▶ [Required work]: Each line of the data that mentions the string "Libraries" needs to be identified and copied.

App and web page records:
....

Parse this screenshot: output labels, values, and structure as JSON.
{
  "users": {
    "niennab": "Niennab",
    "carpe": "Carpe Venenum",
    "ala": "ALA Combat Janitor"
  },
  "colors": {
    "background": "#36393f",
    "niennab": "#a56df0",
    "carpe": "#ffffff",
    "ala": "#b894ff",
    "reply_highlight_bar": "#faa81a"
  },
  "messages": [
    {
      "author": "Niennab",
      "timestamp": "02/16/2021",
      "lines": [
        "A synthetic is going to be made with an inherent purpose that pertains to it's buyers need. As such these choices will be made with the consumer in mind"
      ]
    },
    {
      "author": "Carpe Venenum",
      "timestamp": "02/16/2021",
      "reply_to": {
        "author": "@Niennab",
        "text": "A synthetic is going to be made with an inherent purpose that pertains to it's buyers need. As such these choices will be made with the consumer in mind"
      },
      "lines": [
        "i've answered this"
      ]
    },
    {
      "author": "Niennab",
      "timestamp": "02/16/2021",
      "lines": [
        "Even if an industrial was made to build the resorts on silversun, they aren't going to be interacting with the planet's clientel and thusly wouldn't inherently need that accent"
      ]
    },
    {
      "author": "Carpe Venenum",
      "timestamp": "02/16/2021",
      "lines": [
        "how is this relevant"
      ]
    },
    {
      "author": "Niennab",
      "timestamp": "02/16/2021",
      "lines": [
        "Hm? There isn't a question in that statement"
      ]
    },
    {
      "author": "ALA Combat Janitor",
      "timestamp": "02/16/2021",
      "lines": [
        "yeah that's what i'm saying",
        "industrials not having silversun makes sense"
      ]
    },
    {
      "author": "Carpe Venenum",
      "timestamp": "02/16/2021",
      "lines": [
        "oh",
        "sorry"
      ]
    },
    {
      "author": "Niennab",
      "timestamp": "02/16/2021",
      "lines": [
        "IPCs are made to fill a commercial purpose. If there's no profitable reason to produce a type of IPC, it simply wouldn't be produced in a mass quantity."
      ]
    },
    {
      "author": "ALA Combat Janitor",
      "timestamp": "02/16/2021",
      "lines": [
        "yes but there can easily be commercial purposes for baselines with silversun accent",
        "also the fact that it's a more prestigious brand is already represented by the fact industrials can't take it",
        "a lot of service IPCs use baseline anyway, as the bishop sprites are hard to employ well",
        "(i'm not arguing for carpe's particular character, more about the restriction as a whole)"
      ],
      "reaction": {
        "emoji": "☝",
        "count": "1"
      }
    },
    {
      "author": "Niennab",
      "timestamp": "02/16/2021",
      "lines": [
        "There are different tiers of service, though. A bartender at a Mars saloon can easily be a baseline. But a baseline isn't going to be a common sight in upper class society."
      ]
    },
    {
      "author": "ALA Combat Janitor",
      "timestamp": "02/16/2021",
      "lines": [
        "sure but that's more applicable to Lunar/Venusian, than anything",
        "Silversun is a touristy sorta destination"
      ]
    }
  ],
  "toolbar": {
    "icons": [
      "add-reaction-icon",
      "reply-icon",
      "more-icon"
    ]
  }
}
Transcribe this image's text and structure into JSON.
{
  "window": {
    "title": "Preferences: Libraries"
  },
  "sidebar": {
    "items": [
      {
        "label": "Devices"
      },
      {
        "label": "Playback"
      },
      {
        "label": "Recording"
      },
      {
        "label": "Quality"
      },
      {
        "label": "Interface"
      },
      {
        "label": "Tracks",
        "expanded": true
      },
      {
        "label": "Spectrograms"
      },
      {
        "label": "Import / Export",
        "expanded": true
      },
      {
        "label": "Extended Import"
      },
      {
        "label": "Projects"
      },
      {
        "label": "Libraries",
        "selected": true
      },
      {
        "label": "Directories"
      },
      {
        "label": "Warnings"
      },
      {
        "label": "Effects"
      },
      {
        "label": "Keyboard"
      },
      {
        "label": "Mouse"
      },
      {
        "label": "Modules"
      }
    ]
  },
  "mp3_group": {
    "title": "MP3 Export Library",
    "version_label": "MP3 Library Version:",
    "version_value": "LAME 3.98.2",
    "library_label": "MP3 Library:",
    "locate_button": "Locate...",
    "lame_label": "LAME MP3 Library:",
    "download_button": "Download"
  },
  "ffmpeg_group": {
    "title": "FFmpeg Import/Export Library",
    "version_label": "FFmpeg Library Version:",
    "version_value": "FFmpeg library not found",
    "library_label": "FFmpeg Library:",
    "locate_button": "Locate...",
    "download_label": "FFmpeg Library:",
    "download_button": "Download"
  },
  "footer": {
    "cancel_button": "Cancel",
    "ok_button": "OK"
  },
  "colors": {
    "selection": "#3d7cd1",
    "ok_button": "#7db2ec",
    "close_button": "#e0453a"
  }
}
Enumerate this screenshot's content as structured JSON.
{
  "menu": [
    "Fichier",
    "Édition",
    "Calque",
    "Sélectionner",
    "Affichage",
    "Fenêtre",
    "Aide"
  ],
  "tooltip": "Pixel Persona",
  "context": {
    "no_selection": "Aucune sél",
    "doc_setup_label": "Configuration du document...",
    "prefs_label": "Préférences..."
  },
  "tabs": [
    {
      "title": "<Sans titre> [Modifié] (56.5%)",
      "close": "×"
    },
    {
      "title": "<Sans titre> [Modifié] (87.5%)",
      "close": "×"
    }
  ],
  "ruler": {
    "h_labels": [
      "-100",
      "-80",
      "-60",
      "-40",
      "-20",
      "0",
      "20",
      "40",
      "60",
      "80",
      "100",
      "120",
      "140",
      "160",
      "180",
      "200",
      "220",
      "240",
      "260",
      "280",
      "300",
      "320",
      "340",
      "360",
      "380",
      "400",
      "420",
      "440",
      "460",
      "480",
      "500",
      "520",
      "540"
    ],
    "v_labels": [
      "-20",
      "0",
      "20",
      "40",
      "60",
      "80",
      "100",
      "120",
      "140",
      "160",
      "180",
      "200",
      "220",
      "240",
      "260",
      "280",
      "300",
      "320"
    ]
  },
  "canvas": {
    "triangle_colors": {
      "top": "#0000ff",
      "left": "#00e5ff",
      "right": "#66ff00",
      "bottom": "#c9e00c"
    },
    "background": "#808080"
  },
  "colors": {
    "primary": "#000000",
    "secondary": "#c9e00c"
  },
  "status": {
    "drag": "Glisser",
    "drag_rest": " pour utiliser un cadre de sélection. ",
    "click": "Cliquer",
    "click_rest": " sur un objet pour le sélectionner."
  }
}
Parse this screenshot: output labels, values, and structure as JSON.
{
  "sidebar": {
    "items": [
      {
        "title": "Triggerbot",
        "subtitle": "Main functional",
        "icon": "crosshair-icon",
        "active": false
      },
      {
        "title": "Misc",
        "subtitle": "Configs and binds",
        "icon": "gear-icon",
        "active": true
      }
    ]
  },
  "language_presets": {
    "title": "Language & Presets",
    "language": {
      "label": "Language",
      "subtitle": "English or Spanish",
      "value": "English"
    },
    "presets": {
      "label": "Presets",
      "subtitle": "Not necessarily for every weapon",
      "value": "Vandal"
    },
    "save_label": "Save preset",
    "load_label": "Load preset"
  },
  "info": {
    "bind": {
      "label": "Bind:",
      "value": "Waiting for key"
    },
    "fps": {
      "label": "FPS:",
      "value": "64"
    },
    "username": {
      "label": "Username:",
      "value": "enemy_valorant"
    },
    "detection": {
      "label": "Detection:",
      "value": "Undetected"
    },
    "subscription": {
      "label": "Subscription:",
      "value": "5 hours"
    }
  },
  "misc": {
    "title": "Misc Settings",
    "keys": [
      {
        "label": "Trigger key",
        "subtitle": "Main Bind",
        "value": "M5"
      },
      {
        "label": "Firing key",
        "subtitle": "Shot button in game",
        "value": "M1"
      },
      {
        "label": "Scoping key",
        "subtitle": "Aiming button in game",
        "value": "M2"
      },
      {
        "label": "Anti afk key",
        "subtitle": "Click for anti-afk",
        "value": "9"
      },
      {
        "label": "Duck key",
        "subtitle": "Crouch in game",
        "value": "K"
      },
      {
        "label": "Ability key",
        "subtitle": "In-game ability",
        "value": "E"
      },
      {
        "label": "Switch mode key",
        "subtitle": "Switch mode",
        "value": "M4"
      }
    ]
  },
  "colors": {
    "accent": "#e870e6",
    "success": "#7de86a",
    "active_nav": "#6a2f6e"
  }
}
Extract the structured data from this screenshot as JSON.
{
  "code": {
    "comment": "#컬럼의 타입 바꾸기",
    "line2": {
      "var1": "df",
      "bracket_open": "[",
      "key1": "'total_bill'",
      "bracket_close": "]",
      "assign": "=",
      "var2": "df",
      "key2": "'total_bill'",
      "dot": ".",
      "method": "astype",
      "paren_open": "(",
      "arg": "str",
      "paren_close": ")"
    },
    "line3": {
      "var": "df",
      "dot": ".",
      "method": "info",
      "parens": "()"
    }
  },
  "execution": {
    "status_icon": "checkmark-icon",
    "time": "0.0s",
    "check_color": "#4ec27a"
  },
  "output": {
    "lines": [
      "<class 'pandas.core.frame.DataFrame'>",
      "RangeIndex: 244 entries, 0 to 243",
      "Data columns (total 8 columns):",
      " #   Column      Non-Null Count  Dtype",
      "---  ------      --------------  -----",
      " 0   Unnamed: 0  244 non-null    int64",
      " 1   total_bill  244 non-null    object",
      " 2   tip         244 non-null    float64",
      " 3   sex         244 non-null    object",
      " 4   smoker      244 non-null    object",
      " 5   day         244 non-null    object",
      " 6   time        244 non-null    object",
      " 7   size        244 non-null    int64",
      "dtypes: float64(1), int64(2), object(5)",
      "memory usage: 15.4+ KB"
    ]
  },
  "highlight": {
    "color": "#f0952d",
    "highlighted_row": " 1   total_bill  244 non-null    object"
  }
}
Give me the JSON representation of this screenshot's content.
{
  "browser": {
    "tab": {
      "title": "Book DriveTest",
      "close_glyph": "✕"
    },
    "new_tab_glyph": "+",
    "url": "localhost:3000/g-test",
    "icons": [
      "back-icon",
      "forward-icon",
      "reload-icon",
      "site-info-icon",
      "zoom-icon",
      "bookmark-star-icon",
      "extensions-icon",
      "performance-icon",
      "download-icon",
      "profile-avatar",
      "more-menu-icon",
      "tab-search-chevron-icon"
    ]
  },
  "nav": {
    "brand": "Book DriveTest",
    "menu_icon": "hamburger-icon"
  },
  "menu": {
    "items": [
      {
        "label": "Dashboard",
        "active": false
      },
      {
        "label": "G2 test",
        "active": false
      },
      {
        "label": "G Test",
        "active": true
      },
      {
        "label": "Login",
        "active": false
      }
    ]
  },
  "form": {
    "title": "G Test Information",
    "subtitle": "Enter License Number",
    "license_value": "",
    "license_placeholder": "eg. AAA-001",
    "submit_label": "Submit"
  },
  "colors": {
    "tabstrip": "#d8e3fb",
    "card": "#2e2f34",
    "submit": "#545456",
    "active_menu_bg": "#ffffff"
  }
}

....

▶ [Reply]:
    "title": "Preferences: Libraries"
        "label": "Libraries",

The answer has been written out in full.